On the other hand, a decision cannot be announced before it is taken; nor is it useful to attempt to forecast a decision while a review is in progress. Furthermore, in the Ministry of Supply we believe that the first to be told of decisions such as this should be the workpeople themselves and that they should get the news at first hand from their own factory superintendents. This was done at special meetings of the joint factory committees which were held in each of the factories affected by the statement of my right hon. Friend earlier this month.
I have discussed the future of this factory with the hon. Member for Cardiff, West and the hon. Member for Cardiff South-East (Mr. Callaghan) on several occasions and I have been at considerable pains to explain to them that because of declining requirements and orders the need for all the capacity comprised in the factories in the engineering group was under review. Inevitably, there was very considerable personal anxiety about the outcome of the review.
I conclude by saying that the rundown of the factory will no doubt present many difficult problems. I shall be glad to discuss these problems as they arise with the hon. Members concerned, with any other hon. Member, or with interested persons outside the House, if I can help. I can assure them that I shall give my personal attention to ensuring that any difficulties are resolved as smoothly as possible and with as little hardship as possible to the workpeople.
§ Mr. Callaghan
This is the second body blow that Cardiff has had in the last three months. I am very glad that the Minister for Welsh Affairs is present. The B.S.A. factory has closed and now this factory has closed. Compassion and sympathy and arrangements for compensation are all very well, but what we want is work. Heaven knows, there is a small enough pool of skilled workpeople.

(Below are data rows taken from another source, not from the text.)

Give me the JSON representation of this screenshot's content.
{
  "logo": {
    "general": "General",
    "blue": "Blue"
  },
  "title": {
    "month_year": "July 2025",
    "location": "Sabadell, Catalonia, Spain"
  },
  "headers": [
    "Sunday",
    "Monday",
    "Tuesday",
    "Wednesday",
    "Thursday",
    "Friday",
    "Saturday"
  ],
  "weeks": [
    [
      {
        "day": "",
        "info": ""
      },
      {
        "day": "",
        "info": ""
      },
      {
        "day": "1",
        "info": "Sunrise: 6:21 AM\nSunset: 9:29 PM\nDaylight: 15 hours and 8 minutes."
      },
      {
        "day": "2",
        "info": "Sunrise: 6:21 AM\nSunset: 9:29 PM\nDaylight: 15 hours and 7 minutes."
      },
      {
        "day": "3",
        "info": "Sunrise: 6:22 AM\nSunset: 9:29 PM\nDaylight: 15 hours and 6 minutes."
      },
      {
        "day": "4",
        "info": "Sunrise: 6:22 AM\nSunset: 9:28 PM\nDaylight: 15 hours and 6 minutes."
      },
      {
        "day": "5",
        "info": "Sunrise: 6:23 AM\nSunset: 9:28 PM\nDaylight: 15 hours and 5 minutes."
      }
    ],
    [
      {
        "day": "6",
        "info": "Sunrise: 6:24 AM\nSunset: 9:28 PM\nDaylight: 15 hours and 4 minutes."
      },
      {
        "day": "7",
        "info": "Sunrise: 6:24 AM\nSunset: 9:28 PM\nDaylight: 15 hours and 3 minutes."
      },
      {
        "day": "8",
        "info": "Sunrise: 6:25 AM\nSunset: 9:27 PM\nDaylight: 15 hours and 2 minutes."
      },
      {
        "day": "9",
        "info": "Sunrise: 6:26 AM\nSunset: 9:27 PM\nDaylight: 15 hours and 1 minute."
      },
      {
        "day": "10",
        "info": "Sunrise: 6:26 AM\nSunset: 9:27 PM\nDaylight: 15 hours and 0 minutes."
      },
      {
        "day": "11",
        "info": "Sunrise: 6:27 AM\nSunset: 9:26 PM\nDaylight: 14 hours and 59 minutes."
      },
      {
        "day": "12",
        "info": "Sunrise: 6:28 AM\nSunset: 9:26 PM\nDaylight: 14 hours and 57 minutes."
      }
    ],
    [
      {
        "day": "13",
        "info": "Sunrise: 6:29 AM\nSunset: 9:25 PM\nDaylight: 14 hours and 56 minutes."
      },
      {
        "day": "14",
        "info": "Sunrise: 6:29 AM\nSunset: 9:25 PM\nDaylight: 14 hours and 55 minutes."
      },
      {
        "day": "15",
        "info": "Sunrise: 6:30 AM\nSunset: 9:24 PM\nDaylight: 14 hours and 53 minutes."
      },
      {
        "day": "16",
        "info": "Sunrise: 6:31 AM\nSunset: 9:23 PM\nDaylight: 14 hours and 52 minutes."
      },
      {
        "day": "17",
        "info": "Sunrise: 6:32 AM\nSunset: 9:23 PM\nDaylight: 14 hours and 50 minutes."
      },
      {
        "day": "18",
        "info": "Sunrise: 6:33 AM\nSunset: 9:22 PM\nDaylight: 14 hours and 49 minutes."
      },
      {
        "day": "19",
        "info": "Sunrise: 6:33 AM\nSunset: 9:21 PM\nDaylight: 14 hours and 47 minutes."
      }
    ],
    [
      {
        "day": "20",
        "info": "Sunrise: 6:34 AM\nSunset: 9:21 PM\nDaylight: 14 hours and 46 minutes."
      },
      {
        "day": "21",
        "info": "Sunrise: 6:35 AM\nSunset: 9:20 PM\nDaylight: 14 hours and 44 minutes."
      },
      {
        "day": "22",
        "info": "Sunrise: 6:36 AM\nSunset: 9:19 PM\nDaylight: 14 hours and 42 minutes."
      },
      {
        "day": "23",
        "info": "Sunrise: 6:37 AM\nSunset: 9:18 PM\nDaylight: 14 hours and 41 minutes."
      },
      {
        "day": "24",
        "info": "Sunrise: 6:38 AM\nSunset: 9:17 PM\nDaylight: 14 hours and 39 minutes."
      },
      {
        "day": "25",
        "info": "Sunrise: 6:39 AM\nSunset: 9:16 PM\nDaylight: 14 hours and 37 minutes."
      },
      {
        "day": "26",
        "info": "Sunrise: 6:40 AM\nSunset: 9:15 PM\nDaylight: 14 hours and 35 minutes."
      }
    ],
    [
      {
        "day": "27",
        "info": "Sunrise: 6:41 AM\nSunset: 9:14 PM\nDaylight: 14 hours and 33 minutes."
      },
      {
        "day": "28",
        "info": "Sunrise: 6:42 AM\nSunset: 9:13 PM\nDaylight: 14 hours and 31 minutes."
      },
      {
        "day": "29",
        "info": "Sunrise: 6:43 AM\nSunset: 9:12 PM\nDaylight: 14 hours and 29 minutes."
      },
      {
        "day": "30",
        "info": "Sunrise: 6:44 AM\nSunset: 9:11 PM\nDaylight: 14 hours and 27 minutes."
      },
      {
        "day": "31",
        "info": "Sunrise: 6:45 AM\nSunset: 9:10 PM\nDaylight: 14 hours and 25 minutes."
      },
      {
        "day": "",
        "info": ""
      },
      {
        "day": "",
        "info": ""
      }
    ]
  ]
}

§ The Question having been proposed after Ten o'clock on Wednesday evening and the debate having continued for half an hour, Mr. SPEAKER adjourned the House without Question put, pursuant to the Standing Order.
§ Adjourned at twenty minutes past Twelve o'clock.